GIVEN ENTRIES:
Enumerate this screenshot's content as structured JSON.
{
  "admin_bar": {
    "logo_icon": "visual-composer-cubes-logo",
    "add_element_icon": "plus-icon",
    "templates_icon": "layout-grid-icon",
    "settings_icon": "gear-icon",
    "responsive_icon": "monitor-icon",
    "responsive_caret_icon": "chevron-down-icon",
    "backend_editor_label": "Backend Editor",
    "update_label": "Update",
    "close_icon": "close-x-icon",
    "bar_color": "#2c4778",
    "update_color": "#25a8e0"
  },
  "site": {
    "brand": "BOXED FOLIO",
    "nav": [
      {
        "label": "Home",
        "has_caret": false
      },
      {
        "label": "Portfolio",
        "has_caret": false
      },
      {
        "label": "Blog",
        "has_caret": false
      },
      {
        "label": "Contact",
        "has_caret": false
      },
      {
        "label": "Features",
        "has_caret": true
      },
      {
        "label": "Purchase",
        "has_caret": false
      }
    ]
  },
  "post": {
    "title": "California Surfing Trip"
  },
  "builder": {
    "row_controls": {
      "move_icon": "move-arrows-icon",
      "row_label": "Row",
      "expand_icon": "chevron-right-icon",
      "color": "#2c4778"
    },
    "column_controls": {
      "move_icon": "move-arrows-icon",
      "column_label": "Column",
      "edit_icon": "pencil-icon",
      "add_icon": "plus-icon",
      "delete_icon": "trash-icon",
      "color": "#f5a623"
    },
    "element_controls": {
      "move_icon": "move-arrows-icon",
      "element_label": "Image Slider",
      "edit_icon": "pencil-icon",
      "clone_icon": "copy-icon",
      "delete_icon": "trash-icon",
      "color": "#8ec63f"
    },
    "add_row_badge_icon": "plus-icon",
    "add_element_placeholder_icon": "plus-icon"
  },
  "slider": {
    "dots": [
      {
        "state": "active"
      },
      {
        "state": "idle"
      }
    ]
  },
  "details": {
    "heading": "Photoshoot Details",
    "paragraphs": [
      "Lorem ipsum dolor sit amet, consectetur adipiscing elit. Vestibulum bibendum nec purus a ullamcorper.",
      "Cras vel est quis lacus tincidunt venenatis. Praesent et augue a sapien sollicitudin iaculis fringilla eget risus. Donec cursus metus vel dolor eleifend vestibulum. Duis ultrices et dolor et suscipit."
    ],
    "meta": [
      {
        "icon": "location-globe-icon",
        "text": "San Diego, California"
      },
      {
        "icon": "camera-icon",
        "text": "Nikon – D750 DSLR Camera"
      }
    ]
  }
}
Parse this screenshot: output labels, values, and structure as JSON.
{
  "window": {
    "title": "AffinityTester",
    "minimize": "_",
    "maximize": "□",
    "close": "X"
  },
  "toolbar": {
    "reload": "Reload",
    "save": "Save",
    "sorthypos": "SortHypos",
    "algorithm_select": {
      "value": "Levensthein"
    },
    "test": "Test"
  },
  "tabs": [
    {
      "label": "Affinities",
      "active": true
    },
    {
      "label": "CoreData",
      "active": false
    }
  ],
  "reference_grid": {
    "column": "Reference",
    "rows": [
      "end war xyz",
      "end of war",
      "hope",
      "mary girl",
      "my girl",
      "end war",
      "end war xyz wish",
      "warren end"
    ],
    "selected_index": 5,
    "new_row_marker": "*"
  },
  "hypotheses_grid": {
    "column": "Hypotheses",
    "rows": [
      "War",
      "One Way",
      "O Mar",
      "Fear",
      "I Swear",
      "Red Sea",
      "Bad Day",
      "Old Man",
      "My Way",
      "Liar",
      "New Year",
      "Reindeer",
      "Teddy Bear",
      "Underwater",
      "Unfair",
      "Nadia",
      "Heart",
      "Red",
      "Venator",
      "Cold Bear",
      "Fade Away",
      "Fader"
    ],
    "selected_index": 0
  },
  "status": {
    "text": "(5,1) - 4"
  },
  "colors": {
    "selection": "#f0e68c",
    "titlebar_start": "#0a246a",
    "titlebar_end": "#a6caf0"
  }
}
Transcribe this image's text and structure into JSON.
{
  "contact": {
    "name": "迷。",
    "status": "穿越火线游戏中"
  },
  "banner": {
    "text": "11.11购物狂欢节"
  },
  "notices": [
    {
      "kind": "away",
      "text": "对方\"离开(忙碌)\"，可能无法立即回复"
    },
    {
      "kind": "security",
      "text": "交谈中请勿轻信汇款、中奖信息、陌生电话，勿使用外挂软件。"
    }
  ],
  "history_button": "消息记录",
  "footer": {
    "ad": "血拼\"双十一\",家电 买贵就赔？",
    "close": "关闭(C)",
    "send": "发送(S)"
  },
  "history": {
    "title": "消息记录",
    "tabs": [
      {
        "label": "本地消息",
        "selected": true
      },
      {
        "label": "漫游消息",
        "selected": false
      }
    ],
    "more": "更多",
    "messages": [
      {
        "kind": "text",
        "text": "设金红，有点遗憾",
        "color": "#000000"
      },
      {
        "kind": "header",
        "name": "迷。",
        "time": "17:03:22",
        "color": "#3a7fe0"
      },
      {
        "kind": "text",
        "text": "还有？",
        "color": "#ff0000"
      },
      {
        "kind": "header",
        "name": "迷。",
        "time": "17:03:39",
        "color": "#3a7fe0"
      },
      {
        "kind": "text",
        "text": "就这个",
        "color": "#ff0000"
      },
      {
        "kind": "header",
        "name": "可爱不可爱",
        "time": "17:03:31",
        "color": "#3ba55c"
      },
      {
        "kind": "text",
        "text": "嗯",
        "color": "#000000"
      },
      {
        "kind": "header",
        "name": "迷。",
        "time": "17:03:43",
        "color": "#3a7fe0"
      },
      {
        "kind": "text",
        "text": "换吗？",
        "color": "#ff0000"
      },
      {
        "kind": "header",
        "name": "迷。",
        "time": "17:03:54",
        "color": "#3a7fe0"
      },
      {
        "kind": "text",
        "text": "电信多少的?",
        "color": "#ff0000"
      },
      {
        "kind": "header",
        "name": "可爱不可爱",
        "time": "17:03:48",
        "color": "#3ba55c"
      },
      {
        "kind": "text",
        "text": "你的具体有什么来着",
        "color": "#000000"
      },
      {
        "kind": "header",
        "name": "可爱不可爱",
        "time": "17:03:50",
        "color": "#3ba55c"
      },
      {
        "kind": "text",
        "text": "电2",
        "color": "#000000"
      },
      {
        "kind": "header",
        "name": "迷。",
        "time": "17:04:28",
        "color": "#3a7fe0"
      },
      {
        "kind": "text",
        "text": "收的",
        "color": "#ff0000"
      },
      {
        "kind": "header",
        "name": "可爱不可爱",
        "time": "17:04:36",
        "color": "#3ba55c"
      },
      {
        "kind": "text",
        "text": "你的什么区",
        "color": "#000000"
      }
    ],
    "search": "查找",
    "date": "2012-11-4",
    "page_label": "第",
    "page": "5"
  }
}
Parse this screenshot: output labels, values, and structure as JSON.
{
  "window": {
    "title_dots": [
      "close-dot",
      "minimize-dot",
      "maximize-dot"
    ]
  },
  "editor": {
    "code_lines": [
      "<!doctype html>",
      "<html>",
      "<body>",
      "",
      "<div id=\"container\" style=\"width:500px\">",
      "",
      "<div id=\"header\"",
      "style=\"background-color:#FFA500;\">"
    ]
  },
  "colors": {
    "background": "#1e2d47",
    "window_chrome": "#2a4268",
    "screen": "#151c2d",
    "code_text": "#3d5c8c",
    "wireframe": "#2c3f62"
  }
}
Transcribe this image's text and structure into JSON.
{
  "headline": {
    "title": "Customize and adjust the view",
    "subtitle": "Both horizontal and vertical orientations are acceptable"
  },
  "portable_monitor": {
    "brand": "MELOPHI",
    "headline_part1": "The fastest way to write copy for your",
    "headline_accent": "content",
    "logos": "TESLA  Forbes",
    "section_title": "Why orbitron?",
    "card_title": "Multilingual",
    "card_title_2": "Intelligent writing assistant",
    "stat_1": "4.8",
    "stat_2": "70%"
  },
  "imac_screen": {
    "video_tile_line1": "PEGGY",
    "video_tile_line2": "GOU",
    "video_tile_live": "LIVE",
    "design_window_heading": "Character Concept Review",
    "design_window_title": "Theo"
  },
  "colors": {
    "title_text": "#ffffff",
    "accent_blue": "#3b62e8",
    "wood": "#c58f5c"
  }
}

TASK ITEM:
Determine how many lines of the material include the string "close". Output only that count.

ANSWER TO THIS EXERCISE:
4